(Task to carry out) Pull every line containing "Wizard" from the data.

(Entries shown)
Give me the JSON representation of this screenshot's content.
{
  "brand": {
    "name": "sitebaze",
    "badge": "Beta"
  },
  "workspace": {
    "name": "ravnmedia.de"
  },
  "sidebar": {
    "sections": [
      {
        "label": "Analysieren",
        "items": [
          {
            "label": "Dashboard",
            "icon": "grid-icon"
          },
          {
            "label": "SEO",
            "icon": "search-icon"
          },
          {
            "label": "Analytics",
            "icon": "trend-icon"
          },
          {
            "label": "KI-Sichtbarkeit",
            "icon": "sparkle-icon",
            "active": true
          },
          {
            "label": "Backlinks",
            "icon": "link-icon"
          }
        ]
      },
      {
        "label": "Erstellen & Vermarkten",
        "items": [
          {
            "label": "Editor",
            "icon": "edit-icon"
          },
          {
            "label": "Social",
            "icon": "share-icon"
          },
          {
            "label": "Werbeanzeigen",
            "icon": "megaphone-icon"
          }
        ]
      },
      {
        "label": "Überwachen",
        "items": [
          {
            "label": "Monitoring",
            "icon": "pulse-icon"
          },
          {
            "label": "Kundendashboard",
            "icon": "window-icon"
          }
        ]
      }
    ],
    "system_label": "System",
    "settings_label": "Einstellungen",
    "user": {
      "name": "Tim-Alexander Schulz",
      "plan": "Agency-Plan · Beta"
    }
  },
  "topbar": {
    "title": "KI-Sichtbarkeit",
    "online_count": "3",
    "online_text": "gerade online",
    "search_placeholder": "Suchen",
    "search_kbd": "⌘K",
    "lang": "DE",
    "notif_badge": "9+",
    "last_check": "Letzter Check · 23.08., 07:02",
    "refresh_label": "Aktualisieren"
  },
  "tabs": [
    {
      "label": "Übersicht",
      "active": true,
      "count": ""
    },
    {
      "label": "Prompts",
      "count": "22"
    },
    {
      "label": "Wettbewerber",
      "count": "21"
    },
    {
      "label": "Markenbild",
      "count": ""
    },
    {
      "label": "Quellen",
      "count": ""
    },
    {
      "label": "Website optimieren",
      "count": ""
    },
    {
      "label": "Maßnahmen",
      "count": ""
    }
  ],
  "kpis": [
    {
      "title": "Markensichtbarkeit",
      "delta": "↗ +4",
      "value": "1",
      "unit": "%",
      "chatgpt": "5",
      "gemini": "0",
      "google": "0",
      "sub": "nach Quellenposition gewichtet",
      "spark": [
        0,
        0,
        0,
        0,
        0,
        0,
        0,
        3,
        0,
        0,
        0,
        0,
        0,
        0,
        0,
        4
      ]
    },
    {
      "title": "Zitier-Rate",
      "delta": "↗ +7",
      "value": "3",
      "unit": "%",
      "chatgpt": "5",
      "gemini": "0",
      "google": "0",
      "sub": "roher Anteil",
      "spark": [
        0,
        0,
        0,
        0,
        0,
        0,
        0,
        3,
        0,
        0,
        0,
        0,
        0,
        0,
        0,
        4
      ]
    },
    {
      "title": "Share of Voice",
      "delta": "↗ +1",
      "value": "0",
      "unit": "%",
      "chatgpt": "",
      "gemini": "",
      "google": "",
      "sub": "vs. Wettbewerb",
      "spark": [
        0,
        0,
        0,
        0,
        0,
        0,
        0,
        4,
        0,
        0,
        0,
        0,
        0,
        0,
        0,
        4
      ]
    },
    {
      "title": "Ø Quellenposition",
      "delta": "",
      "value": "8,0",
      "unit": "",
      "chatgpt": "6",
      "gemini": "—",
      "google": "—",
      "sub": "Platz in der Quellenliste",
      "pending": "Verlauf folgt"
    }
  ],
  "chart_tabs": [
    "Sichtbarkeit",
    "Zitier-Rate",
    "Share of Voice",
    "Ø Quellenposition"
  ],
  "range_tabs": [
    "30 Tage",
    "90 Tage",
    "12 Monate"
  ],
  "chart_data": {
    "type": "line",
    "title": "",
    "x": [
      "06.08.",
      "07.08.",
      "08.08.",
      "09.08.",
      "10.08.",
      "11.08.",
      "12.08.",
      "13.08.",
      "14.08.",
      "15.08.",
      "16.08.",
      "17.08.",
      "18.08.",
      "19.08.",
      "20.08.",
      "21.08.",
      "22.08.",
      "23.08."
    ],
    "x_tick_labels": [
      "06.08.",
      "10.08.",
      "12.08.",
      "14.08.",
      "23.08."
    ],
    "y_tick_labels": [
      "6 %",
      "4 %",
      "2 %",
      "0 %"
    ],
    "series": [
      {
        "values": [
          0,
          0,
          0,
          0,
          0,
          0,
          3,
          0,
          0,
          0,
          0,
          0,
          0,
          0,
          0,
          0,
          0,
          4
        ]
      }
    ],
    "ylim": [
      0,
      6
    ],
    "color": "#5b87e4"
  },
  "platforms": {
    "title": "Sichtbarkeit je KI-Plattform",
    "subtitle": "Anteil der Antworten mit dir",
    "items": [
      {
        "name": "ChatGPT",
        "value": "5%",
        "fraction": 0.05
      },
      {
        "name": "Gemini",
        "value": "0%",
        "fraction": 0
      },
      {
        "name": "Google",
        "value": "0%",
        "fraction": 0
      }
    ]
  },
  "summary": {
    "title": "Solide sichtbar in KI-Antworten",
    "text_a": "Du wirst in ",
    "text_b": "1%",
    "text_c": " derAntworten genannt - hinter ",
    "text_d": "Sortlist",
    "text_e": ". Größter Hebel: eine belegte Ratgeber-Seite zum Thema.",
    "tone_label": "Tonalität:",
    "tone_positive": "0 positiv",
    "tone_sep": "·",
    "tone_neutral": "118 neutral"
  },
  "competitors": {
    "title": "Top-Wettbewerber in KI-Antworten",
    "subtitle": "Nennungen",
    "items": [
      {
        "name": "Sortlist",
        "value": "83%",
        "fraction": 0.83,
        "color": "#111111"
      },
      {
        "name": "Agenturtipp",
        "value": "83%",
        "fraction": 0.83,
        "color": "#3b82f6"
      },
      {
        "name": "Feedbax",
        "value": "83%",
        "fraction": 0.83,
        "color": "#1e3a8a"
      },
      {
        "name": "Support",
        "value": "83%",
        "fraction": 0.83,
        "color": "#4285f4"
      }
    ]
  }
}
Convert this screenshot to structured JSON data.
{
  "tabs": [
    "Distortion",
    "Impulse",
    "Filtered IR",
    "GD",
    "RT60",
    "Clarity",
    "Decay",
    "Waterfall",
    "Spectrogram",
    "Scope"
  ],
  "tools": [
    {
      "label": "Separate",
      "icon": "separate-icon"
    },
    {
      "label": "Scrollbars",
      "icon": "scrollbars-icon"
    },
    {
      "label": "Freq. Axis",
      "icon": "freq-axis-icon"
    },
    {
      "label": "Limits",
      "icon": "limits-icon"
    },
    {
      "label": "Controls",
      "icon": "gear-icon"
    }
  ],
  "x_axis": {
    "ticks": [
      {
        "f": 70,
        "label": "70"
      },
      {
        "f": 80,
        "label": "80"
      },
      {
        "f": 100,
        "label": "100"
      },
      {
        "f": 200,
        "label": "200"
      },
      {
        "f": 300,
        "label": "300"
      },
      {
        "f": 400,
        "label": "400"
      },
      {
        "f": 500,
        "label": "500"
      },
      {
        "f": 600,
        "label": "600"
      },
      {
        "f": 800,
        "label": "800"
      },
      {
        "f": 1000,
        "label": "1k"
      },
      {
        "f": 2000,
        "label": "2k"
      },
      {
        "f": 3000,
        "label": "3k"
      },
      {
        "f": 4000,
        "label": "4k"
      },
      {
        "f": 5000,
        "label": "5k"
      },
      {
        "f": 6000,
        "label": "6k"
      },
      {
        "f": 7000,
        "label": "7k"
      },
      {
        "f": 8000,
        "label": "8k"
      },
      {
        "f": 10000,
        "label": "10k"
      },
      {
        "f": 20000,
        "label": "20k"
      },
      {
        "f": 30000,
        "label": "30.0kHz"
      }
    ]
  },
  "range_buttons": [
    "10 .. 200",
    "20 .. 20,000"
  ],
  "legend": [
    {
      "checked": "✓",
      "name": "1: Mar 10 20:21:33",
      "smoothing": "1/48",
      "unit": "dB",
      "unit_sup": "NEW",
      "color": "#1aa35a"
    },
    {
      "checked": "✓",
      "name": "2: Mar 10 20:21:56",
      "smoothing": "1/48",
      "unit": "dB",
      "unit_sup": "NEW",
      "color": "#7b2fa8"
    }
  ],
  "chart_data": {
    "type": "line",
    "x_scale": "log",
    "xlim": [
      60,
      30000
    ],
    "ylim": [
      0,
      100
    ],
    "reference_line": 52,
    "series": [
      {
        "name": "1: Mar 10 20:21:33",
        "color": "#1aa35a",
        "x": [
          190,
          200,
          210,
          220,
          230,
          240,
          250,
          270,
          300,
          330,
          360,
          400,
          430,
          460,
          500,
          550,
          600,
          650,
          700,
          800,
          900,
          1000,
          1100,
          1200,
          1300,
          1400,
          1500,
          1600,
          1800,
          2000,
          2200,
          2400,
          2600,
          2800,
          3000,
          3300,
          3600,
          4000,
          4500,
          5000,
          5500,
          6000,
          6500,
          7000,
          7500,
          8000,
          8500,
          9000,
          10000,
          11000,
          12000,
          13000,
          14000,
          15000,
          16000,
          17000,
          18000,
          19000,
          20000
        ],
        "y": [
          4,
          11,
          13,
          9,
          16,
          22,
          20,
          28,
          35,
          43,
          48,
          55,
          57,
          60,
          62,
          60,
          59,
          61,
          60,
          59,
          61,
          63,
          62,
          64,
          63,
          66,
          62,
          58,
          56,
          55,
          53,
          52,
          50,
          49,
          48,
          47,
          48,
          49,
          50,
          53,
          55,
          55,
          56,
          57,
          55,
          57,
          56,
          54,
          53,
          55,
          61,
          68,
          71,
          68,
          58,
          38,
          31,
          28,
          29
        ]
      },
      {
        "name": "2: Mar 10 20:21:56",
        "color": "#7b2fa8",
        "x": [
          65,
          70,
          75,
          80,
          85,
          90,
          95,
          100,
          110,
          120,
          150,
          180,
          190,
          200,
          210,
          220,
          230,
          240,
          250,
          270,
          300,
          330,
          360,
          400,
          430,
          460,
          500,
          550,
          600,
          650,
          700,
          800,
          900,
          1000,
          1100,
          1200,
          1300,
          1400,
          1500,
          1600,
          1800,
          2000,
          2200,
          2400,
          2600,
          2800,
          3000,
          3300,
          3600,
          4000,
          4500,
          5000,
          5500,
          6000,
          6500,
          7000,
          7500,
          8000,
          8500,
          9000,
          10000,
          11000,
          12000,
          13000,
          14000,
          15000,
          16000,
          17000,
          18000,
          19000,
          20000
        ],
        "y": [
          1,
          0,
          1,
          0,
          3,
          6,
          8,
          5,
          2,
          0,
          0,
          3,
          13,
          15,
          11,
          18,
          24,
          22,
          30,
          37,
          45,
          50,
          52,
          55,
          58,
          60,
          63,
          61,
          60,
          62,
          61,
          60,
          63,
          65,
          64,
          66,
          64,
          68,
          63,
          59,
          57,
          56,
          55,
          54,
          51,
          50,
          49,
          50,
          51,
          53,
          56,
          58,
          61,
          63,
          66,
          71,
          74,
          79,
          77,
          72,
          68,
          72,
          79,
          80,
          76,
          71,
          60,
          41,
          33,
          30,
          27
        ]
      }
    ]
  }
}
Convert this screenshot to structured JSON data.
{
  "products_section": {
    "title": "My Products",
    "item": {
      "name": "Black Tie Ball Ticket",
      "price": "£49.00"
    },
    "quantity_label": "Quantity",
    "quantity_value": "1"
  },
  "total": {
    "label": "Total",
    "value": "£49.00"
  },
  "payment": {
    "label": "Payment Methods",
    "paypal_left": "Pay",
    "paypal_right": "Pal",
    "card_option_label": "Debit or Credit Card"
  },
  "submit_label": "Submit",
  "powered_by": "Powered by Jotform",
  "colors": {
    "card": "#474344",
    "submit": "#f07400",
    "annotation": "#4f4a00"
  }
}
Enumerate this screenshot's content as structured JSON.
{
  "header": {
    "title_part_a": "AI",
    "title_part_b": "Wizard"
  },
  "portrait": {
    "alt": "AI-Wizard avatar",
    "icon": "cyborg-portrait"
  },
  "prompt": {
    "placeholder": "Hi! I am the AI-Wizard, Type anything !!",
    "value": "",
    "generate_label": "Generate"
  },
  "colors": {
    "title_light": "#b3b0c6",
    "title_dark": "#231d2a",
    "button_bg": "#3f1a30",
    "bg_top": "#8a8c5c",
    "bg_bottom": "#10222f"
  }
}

(Answer)
    "title_part_b": "Wizard"
    "alt": "AI-Wizard avatar",
    "placeholder": "Hi! I am the AI-Wizard, Type anything !!",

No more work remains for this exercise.